**ASSIGNMENT**:
Scan the records for the string "plush", then copy each line that has it.

•••••

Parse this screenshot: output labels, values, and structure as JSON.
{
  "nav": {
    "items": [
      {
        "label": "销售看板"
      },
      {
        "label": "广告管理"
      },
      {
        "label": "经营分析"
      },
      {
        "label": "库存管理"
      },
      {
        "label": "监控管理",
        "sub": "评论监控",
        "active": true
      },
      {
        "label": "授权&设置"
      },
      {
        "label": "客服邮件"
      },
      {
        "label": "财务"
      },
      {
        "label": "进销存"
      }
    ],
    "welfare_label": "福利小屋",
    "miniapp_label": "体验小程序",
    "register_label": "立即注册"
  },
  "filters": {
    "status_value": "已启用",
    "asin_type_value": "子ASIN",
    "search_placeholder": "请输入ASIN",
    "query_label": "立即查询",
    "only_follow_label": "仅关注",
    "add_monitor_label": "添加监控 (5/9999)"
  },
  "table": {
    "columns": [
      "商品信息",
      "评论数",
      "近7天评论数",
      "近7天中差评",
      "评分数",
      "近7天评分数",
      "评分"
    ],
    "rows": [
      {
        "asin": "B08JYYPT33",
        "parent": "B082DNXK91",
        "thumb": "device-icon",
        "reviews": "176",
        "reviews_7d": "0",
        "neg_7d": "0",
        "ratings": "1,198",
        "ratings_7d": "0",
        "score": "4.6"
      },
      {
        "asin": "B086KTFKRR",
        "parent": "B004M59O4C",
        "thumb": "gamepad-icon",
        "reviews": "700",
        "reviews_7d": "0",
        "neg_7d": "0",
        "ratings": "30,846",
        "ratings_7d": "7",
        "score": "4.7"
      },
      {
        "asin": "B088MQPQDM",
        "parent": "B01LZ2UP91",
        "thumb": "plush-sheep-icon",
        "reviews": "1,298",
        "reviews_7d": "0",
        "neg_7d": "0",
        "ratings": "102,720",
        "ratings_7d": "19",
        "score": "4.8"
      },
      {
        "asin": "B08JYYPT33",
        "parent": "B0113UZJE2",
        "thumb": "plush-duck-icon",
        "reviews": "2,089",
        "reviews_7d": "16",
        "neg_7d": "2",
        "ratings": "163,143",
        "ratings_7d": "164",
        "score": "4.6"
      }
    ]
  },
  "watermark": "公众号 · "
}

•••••

**FINISHED TASK**:
        "thumb": "plush-sheep-icon",
        "thumb": "plush-duck-icon",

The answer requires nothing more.